(Records from a collection)
= = =
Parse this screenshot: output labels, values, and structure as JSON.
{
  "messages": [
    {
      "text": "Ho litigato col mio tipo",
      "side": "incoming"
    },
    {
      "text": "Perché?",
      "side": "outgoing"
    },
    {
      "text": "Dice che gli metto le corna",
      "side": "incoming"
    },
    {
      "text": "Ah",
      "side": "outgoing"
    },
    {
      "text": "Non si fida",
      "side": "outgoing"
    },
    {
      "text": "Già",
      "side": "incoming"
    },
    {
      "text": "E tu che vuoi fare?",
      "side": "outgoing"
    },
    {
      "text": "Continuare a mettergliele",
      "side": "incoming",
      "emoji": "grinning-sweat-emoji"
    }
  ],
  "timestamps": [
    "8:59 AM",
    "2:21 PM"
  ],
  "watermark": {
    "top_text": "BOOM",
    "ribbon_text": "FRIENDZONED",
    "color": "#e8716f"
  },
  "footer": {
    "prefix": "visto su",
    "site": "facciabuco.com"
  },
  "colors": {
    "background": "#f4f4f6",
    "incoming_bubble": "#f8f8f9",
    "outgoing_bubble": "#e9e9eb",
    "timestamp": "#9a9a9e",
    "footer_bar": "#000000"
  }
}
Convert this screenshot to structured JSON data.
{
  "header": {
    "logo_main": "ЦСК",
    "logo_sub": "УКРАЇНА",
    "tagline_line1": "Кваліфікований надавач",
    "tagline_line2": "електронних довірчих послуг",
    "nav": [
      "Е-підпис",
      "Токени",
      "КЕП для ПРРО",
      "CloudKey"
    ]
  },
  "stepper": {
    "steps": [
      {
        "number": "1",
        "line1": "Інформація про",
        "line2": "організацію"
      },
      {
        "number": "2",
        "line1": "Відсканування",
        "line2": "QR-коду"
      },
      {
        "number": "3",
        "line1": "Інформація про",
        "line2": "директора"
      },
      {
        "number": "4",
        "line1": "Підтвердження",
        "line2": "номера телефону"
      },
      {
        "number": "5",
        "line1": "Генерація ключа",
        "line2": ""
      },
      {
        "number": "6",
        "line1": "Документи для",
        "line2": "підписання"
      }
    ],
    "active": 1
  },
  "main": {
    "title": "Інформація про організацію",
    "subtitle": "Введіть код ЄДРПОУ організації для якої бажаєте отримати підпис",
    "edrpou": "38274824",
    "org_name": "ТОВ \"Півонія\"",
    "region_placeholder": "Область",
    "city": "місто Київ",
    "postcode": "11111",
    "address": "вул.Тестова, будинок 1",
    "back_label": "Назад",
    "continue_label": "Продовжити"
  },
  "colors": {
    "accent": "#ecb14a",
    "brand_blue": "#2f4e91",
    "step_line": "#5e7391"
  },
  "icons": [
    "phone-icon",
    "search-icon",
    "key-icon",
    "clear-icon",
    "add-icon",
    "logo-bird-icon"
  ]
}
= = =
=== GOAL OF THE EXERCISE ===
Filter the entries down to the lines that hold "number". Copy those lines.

=== RESPONSE TO THIS TASK ===
        "number": "1",
        "number": "2",
        "number": "3",
        "number": "4",
        "number": "5",
        "number": "6",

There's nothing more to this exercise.